*DATA EXTRACTS*
════════════════════

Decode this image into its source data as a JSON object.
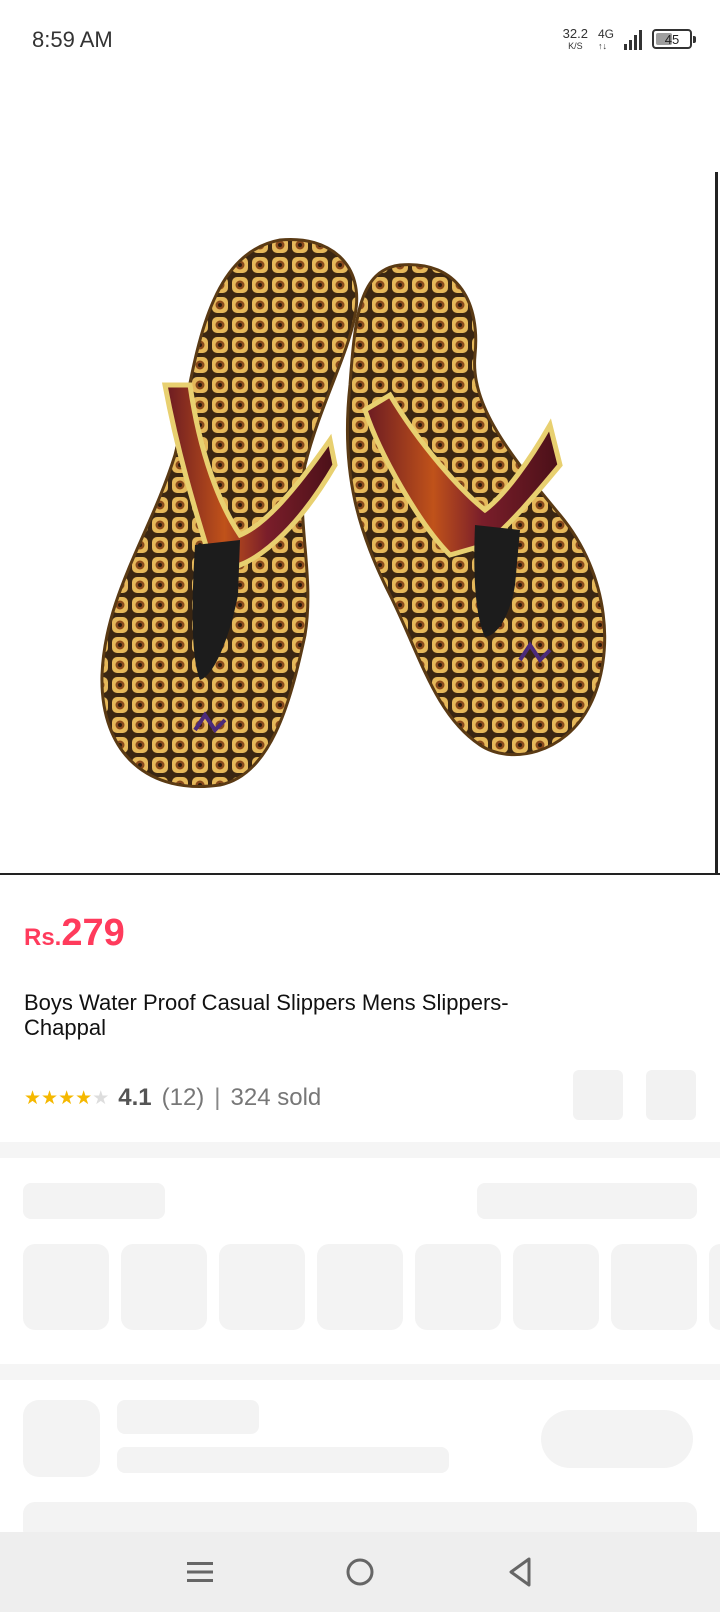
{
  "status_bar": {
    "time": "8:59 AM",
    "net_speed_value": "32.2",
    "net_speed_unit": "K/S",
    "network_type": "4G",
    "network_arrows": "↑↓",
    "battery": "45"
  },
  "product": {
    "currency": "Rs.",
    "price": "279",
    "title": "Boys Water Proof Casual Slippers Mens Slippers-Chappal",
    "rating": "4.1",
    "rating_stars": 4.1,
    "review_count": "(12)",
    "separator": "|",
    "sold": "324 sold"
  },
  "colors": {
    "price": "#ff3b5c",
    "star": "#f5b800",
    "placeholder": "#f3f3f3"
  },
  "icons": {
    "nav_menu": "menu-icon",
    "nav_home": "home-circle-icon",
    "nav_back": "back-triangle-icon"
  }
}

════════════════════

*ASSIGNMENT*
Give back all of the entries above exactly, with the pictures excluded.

*ANSWER*
Decode this image into its source data as a JSON object.
{
  "status_bar": {
    "time": "8:59 AM",
    "net_speed_value": "32.2",
    "net_speed_unit": "K/S",
    "network_type": "4G",
    "network_arrows": "↑↓",
    "battery": "45"
  },
  "product": {
    "currency": "Rs.",
    "price": "279",
    "title": "Boys Water Proof Casual Slippers Mens Slippers-Chappal",
    "rating": "4.1",
    "rating_stars": 4.1,
    "review_count": "(12)",
    "separator": "|",
    "sold": "324 sold"
  },
  "colors": {
    "price": "#ff3b5c",
    "star": "#f5b800",
    "placeholder": "#f3f3f3"
  },
  "icons": {
    "nav_menu": "menu-icon",
    "nav_home": "home-circle-icon",
    "nav_back": "back-triangle-icon"
  }
}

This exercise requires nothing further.